-- DATASET CONTENT follows --

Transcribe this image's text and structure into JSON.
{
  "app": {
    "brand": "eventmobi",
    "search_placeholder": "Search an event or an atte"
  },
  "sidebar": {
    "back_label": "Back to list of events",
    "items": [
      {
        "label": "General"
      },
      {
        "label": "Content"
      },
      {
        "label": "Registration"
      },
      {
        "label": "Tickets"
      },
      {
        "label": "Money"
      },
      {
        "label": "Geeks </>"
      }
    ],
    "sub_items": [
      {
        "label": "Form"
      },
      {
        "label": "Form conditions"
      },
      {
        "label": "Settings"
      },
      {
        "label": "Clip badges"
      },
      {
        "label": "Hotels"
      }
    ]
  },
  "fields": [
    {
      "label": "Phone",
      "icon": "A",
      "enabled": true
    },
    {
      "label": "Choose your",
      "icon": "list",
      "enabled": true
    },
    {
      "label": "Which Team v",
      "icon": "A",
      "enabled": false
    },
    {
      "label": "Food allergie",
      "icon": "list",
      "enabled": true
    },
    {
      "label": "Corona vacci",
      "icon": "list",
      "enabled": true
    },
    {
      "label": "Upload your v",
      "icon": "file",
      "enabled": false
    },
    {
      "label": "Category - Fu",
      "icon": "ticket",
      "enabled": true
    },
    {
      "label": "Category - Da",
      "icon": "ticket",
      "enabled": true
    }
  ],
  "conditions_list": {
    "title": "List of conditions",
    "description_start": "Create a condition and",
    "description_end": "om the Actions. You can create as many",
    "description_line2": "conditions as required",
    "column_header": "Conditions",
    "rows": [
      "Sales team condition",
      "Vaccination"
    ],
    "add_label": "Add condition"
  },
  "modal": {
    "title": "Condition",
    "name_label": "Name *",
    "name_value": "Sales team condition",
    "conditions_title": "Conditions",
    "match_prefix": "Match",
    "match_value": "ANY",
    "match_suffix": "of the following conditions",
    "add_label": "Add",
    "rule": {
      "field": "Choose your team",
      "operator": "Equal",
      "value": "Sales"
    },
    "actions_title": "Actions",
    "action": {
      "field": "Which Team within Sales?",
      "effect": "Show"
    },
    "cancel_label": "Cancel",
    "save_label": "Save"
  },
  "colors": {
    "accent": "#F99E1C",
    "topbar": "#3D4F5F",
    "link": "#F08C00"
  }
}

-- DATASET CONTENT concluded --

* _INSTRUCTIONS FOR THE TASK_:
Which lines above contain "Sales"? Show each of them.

* _TASK RESULT_:
      "Sales team condition",
    "name_value": "Sales team condition",
      "value": "Sales"
      "field": "Which Team within Sales?",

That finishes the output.